● THE PROBLEM
Could you find each line of the data below that contains the word "Specified" and copy those lines?

● SUPPLIED INFORMATION

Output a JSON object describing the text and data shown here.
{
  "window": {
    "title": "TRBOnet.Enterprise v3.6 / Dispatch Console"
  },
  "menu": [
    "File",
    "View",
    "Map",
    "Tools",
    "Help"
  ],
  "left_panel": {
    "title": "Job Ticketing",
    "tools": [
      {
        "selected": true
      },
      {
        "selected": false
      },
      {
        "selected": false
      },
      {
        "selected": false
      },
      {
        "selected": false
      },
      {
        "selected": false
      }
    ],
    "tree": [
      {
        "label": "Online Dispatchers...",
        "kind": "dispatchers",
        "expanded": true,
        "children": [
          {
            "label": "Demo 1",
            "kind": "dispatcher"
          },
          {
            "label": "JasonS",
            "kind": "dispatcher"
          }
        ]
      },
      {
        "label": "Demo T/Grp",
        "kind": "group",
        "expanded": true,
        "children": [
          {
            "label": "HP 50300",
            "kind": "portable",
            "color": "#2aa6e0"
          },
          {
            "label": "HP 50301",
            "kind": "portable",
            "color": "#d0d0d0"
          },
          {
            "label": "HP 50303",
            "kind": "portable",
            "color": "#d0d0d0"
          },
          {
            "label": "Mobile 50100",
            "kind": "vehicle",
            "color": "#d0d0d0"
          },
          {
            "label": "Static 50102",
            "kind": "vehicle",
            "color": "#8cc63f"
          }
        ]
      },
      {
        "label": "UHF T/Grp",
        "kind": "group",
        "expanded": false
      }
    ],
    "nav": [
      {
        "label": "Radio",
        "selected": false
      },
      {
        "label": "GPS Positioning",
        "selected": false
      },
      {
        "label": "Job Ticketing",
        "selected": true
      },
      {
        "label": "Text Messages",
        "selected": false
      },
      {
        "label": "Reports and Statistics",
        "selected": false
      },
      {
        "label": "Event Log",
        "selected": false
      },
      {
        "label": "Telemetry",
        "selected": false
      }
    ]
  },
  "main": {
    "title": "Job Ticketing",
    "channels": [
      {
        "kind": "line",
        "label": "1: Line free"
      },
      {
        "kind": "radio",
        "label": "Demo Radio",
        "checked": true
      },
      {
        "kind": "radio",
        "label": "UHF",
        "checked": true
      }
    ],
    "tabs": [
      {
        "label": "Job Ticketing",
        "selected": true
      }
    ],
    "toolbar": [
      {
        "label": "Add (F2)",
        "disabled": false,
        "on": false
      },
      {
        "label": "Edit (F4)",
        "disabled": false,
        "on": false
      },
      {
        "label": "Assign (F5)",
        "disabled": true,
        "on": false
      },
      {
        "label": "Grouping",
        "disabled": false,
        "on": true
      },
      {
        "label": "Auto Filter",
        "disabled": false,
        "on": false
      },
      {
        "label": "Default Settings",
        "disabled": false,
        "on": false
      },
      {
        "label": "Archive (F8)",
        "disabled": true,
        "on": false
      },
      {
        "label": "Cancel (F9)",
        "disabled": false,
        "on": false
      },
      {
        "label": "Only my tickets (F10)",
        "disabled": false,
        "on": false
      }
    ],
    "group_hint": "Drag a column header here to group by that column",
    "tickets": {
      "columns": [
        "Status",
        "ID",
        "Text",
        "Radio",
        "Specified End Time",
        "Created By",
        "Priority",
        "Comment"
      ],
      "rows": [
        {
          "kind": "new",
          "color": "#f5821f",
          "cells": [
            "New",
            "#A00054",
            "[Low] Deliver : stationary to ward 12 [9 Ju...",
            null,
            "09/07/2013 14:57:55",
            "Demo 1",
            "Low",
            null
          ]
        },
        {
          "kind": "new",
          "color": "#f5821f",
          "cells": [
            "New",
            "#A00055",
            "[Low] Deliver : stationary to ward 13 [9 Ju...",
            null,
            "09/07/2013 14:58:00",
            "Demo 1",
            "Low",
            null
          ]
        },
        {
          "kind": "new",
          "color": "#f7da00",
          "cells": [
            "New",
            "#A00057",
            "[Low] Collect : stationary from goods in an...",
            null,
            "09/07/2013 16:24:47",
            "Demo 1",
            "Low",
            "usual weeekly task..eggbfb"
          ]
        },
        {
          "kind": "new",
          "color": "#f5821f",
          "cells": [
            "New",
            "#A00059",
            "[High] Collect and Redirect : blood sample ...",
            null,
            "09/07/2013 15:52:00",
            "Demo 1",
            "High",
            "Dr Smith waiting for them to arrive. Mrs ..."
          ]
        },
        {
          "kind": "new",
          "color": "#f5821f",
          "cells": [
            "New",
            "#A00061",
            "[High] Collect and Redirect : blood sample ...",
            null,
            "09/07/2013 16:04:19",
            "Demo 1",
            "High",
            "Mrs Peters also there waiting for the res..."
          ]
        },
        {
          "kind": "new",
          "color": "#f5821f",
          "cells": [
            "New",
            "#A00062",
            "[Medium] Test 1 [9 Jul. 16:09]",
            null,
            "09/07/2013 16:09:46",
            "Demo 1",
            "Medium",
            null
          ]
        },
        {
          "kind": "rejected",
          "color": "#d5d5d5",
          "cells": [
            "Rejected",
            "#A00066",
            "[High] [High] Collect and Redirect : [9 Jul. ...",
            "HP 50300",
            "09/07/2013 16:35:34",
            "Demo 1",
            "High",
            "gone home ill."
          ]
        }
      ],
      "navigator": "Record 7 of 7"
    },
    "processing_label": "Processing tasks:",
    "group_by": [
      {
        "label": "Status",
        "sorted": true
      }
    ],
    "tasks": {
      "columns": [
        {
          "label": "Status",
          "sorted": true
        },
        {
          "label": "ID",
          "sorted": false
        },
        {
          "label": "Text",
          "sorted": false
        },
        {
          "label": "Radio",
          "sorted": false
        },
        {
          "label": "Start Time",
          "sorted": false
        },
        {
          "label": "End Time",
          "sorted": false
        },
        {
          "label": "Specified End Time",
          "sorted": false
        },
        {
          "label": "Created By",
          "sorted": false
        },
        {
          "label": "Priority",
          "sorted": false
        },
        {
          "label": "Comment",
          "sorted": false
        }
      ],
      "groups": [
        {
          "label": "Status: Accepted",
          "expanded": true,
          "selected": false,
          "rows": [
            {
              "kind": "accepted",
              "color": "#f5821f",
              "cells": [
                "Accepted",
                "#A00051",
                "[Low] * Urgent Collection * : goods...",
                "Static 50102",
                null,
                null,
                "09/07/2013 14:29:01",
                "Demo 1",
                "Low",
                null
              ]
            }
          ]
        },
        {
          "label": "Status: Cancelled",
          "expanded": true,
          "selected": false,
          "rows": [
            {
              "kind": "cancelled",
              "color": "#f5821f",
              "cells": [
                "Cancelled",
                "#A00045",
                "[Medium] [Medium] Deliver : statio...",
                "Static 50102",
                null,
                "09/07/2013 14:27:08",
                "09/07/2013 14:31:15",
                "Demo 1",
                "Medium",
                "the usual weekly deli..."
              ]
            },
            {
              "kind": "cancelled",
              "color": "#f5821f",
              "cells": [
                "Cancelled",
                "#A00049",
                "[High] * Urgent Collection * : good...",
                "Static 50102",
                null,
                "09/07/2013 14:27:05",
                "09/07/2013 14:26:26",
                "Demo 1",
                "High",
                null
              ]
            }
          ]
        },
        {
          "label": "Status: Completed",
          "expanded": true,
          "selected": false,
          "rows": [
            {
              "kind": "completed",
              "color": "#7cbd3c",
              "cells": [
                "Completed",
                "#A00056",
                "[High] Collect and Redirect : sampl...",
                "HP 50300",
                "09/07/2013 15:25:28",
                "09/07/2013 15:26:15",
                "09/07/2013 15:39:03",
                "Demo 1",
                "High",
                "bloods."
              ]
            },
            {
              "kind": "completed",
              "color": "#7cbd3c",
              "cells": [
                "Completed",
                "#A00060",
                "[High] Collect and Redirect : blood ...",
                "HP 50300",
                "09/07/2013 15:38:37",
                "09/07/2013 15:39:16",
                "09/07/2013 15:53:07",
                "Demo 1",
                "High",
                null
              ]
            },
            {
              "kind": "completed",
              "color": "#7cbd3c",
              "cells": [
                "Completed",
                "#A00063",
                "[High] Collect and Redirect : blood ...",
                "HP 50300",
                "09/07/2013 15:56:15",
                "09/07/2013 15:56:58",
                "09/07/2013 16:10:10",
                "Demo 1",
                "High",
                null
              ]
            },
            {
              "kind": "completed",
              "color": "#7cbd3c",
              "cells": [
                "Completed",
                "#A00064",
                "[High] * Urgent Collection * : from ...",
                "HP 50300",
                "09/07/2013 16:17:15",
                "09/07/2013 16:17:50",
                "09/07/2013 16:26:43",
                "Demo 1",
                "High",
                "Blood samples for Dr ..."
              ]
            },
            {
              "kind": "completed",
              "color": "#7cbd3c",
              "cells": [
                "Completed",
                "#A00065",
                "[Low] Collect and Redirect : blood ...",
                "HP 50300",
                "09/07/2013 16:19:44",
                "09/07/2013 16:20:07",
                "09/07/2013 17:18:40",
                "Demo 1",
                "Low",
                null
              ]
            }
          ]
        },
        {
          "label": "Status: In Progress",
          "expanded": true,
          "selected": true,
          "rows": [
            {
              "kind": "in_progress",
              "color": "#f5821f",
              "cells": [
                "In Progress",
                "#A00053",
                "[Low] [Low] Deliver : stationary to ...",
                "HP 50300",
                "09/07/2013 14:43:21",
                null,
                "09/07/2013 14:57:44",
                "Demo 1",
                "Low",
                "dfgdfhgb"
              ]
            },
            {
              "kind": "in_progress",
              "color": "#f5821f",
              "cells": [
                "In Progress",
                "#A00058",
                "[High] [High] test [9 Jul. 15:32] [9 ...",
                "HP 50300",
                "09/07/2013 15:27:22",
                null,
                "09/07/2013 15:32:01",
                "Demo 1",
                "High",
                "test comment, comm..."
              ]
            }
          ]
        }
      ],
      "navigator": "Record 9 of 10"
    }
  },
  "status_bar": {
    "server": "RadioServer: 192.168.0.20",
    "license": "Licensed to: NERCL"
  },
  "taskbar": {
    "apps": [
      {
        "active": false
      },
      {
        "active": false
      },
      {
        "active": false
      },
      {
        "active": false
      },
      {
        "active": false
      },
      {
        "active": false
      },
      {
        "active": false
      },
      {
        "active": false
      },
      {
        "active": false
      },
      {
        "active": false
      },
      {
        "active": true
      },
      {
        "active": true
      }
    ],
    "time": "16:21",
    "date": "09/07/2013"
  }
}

● SOLUTION
        "Specified End Time",
          "label": "Specified End Time",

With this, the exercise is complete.